### RECORDS TO USE ###

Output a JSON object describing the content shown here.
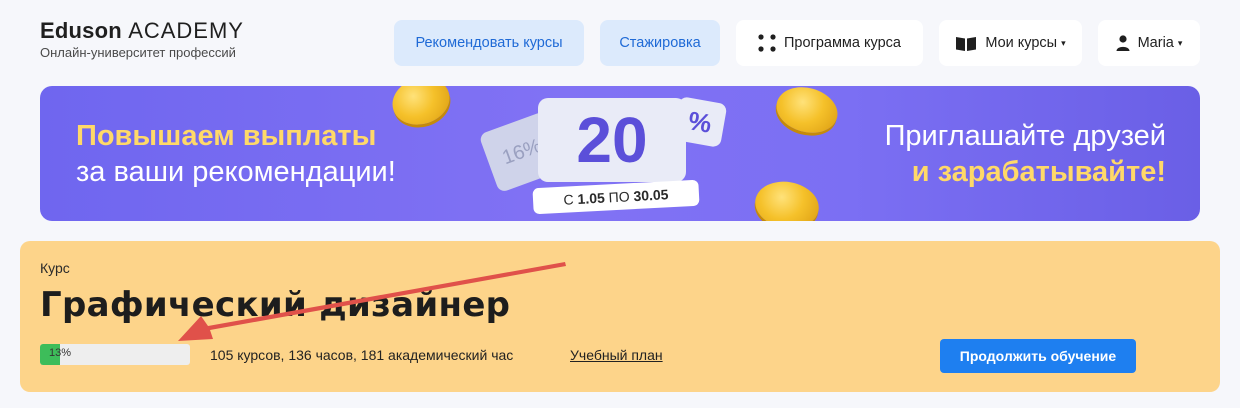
{
  "header": {
    "logo_brand": "Eduson",
    "logo_academy": "ACADEMY",
    "logo_tagline": "Онлайн-университет профессий",
    "recommend_label": "Рекомендовать курсы",
    "internship_label": "Стажировка",
    "program_label": "Программа курса",
    "my_courses_label": "Мои курсы",
    "user_name": "Maria",
    "caret": "▾"
  },
  "banner": {
    "left_line1": "Повышаем выплаты",
    "left_line2": "за ваши рекомендации!",
    "right_line1": "Приглашайте друзей",
    "right_line2": "и зарабатывайте!",
    "old_percent": "16%",
    "discount_value": "20",
    "percent_sign": "%",
    "date_prefix": "С",
    "date_start": "1.05",
    "date_mid": "ПО",
    "date_end": "30.05"
  },
  "course": {
    "label": "Курс",
    "title": "Графический дизайнер",
    "progress": 0.13,
    "progress_text": "13%",
    "stats": "105 курсов, 136 часов, 181 академический час",
    "plan_link": "Учебный план",
    "continue_label": "Продолжить обучение"
  },
  "colors": {
    "accent_blue": "#1e7ff0",
    "progress_green": "#3dbd5a",
    "card_bg": "#fdd48a",
    "banner_purple": "#7b6ff3",
    "highlight_yellow": "#ffd968",
    "arrow_red": "#e0514a"
  },
  "icons": {
    "program": "grid-dots-icon",
    "my_courses": "open-book-icon",
    "user": "user-icon"
  }
}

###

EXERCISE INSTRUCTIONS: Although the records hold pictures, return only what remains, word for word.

REPLY TO THE EXERCISE:
Output a JSON object describing the content shown here.
{
  "header": {
    "logo_brand": "Eduson",
    "logo_academy": "ACADEMY",
    "logo_tagline": "Онлайн-университет профессий",
    "recommend_label": "Рекомендовать курсы",
    "internship_label": "Стажировка",
    "program_label": "Программа курса",
    "my_courses_label": "Мои курсы",
    "user_name": "Maria",
    "caret": "▾"
  },
  "banner": {
    "left_line1": "Повышаем выплаты",
    "left_line2": "за ваши рекомендации!",
    "right_line1": "Приглашайте друзей",
    "right_line2": "и зарабатывайте!",
    "old_percent": "16%",
    "discount_value": "20",
    "percent_sign": "%",
    "date_prefix": "С",
    "date_start": "1.05",
    "date_mid": "ПО",
    "date_end": "30.05"
  },
  "course": {
    "label": "Курс",
    "title": "Графический дизайнер",
    "progress": 0.13,
    "progress_text": "13%",
    "stats": "105 курсов, 136 часов, 181 академический час",
    "plan_link": "Учебный план",
    "continue_label": "Продолжить обучение"
  },
  "colors": {
    "accent_blue": "#1e7ff0",
    "progress_green": "#3dbd5a",
    "card_bg": "#fdd48a",
    "banner_purple": "#7b6ff3",
    "highlight_yellow": "#ffd968",
    "arrow_red": "#e0514a"
  },
  "icons": {
    "program": "grid-dots-icon",
    "my_courses": "open-book-icon",
    "user": "user-icon"
  }
}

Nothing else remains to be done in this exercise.